(Listed entries Opens)

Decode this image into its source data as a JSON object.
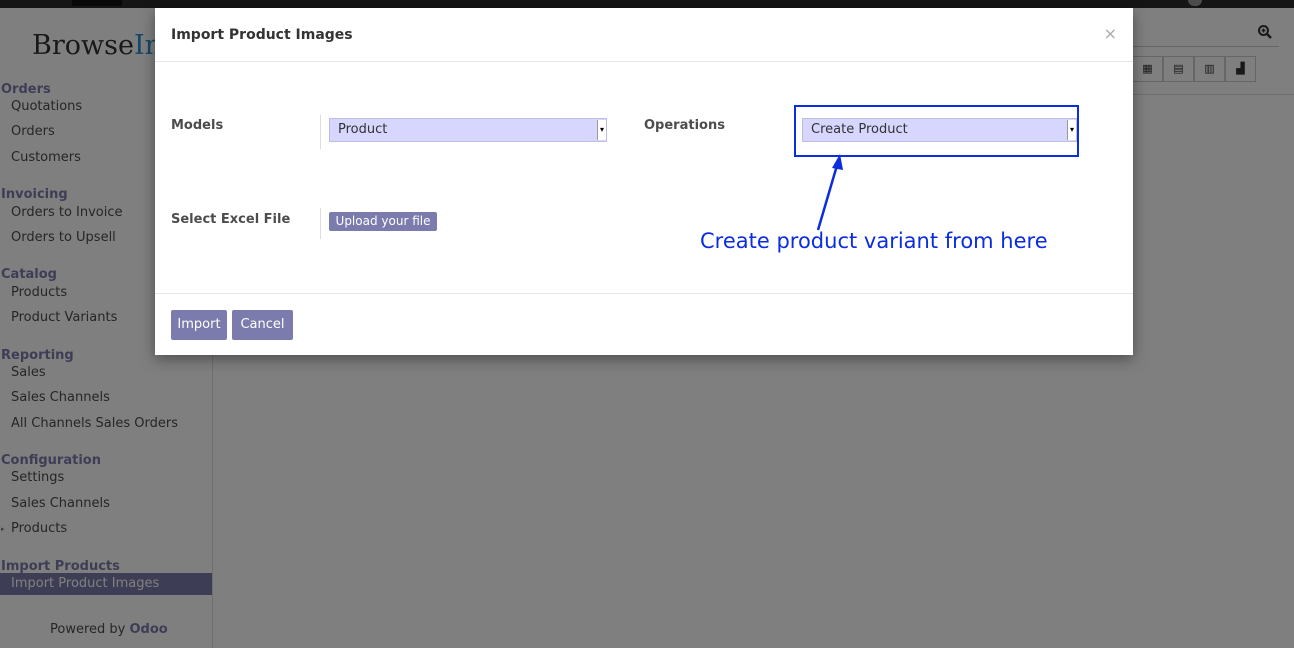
{
  "sidebar": {
    "logo_part1": "Browse",
    "logo_part2": "Inf",
    "sections": [
      {
        "title": "Orders",
        "items": [
          "Quotations",
          "Orders",
          "Customers"
        ]
      },
      {
        "title": "Invoicing",
        "items": [
          "Orders to Invoice",
          "Orders to Upsell"
        ]
      },
      {
        "title": "Catalog",
        "items": [
          "Products",
          "Product Variants"
        ]
      },
      {
        "title": "Reporting",
        "items": [
          "Sales",
          "Sales Channels",
          "All Channels Sales Orders"
        ]
      },
      {
        "title": "Configuration",
        "items": [
          "Settings",
          "Sales Channels",
          "Products"
        ]
      },
      {
        "title": "Import Products",
        "items": [
          "Import Product Images"
        ]
      }
    ],
    "powered_prefix": "Powered by",
    "powered_brand": "Odoo",
    "active_item": "Import Product Images"
  },
  "modal": {
    "title": "Import Product Images",
    "close_glyph": "×",
    "models_label": "Models",
    "models_value": "Product",
    "operations_label": "Operations",
    "operations_value": "Create Product",
    "file_label": "Select Excel File",
    "upload_label": "Upload your file",
    "import_label": "Import",
    "cancel_label": "Cancel"
  },
  "annotation": {
    "text": "Create product variant from here",
    "color": "#0b2de0"
  },
  "colors": {
    "brand": "#7c7bad",
    "select_bg": "#d6d6ff"
  }
}
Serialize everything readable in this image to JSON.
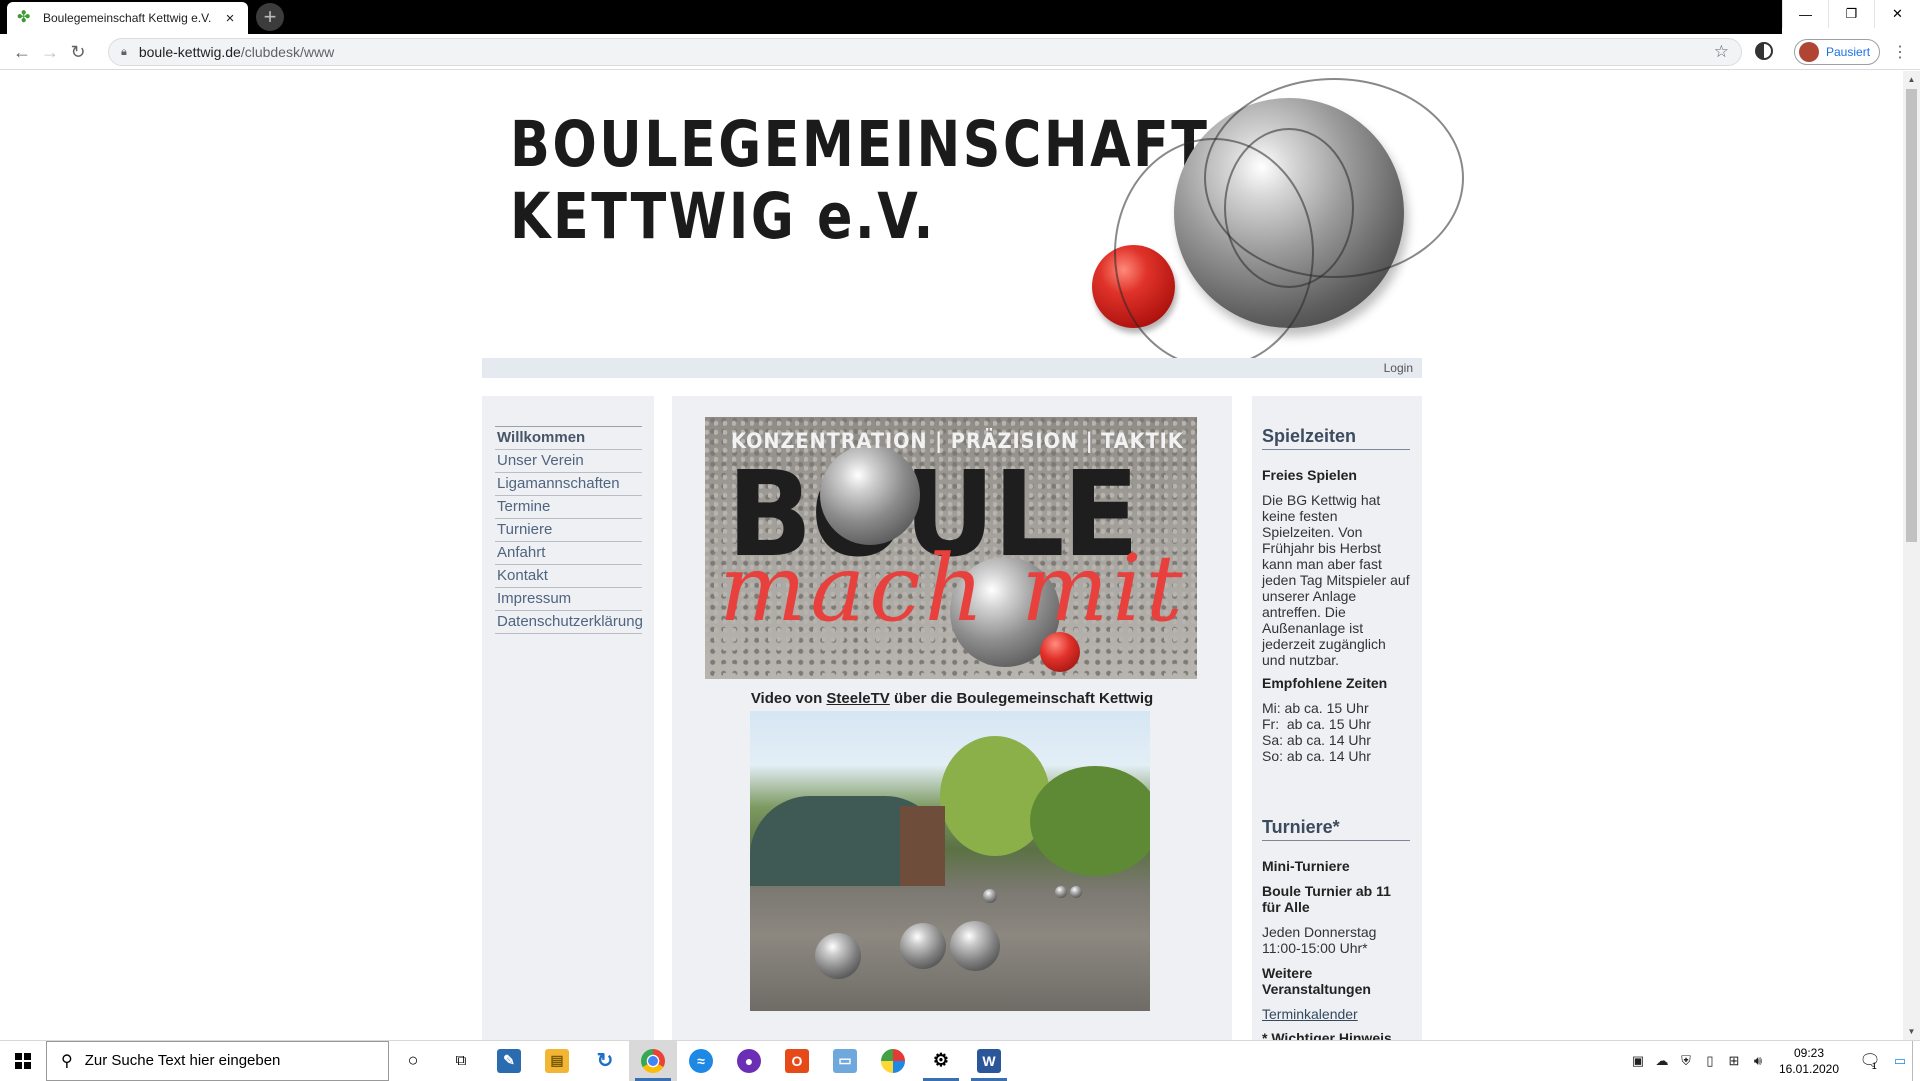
{
  "browser": {
    "tab_title": "Boulegemeinschaft Kettwig e.V.",
    "tab_close": "×",
    "newtab_label": "+",
    "url_host": "boule-kettwig.de",
    "url_path": "/clubdesk/www",
    "profile_label": "Pausiert",
    "window_buttons": {
      "minimize": "—",
      "restore": "❐",
      "close": "✕"
    }
  },
  "site": {
    "header_line1": "BOULEGEMEINSCHAFT",
    "header_line2": "KETTWIG e.V.",
    "login_label": "Login",
    "nav": [
      "Willkommen",
      "Unser Verein",
      "Ligamannschaften",
      "Termine",
      "Turniere",
      "Anfahrt",
      "Kontakt",
      "Impressum",
      "Datenschutzerklärung"
    ],
    "banner": {
      "tagline": "KONZENTRATION | PRÄZISION | TAKTIK",
      "word": "BOULE",
      "script": "mach mit"
    },
    "video_caption_pre": "Video von ",
    "video_caption_link": "SteeleTV",
    "video_caption_post": " über die Boulegemeinschaft Kettwig",
    "sidebar": {
      "spielzeiten_title": "Spielzeiten",
      "freies_spielen_title": "Freies Spielen",
      "freies_spielen_text": "Die BG Kettwig hat keine festen Spielzeiten. Von Frühjahr bis Herbst kann man aber fast jeden Tag Mitspieler auf unserer Anlage antreffen. Die Außenanlage ist jederzeit zugänglich und nutzbar.",
      "empfohlene_title": "Empfohlene Zeiten",
      "times": [
        "Mi: ab ca. 15 Uhr",
        "Fr:  ab ca. 15 Uhr",
        "Sa: ab ca. 14 Uhr",
        "So: ab ca. 14 Uhr"
      ],
      "turniere_title": "Turniere*",
      "mini_turniere": "Mini-Turniere",
      "boule_turnier": "Boule Turnier ab 11 für Alle",
      "turnier_time": "Jeden Donnerstag 11:00-15:00 Uhr*",
      "weitere": "Weitere Veranstaltungen",
      "terminkalender": "Terminkalender",
      "hinweis": "* Wichtiger Hinweis"
    }
  },
  "taskbar": {
    "search_placeholder": "Zur Suche Text hier eingeben",
    "clock_time": "09:23",
    "clock_date": "16.01.2020",
    "notification_count": "1"
  },
  "colors": {
    "accent": "#3c4b60",
    "nav_text": "#4f6580",
    "column_bg": "#eef0f3",
    "banner_red": "#e8413d"
  }
}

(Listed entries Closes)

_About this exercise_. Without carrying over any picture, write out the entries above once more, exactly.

_Solution_.
Decode this image into its source data as a JSON object.
{
  "sidebar": {
    "logo_part1": "Browse",
    "logo_part2": "Inf",
    "sections": [
      {
        "title": "Orders",
        "items": [
          "Quotations",
          "Orders",
          "Customers"
        ]
      },
      {
        "title": "Invoicing",
        "items": [
          "Orders to Invoice",
          "Orders to Upsell"
        ]
      },
      {
        "title": "Catalog",
        "items": [
          "Products",
          "Product Variants"
        ]
      },
      {
        "title": "Reporting",
        "items": [
          "Sales",
          "Sales Channels",
          "All Channels Sales Orders"
        ]
      },
      {
        "title": "Configuration",
        "items": [
          "Settings",
          "Sales Channels",
          "Products"
        ]
      },
      {
        "title": "Import Products",
        "items": [
          "Import Product Images"
        ]
      }
    ],
    "powered_prefix": "Powered by",
    "powered_brand": "Odoo",
    "active_item": "Import Product Images"
  },
  "modal": {
    "title": "Import Product Images",
    "close_glyph": "×",
    "models_label": "Models",
    "models_value": "Product",
    "operations_label": "Operations",
    "operations_value": "Create Product",
    "file_label": "Select Excel File",
    "upload_label": "Upload your file",
    "import_label": "Import",
    "cancel_label": "Cancel"
  },
  "annotation": {
    "text": "Create product variant from here",
    "color": "#0b2de0"
  },
  "colors": {
    "brand": "#7c7bad",
    "select_bg": "#d6d6ff"
  }
}
Serialize everything readable in this image to JSON.
{
  "browser": {
    "tab_title": "Boulegemeinschaft Kettwig e.V.",
    "tab_close": "×",
    "newtab_label": "+",
    "url_host": "boule-kettwig.de",
    "url_path": "/clubdesk/www",
    "profile_label": "Pausiert",
    "window_buttons": {
      "minimize": "—",
      "restore": "❐",
      "close": "✕"
    }
  },
  "site": {
    "header_line1": "BOULEGEMEINSCHAFT",
    "header_line2": "KETTWIG e.V.",
    "login_label": "Login",
    "nav": [
      "Willkommen",
      "Unser Verein",
      "Ligamannschaften",
      "Termine",
      "Turniere",
      "Anfahrt",
      "Kontakt",
      "Impressum",
      "Datenschutzerklärung"
    ],
    "banner": {
      "tagline": "KONZENTRATION | PRÄZISION | TAKTIK",
      "word": "BOULE",
      "script": "mach mit"
    },
    "video_caption_pre": "Video von ",
    "video_caption_link": "SteeleTV",
    "video_caption_post": " über die Boulegemeinschaft Kettwig",
    "sidebar": {
      "spielzeiten_title": "Spielzeiten",
      "freies_spielen_title": "Freies Spielen",
      "freies_spielen_text": "Die BG Kettwig hat keine festen Spielzeiten. Von Frühjahr bis Herbst kann man aber fast jeden Tag Mitspieler auf unserer Anlage antreffen. Die Außenanlage ist jederzeit zugänglich und nutzbar.",
      "empfohlene_title": "Empfohlene Zeiten",
      "times": [
        "Mi: ab ca. 15 Uhr",
        "Fr:  ab ca. 15 Uhr",
        "Sa: ab ca. 14 Uhr",
        "So: ab ca. 14 Uhr"
      ],
      "turniere_title": "Turniere*",
      "mini_turniere": "Mini-Turniere",
      "boule_turnier": "Boule Turnier ab 11 für Alle",
      "turnier_time": "Jeden Donnerstag 11:00-15:00 Uhr*",
      "weitere": "Weitere Veranstaltungen",
      "terminkalender": "Terminkalender",
      "hinweis": "* Wichtiger Hinweis"
    }
  },
  "taskbar": {
    "search_placeholder": "Zur Suche Text hier eingeben",
    "clock_time": "09:23",
    "clock_date": "16.01.2020",
    "notification_count": "1"
  },
  "colors": {
    "accent": "#3c4b60",
    "nav_text": "#4f6580",
    "column_bg": "#eef0f3",
    "banner_red": "#e8413d"
  }
}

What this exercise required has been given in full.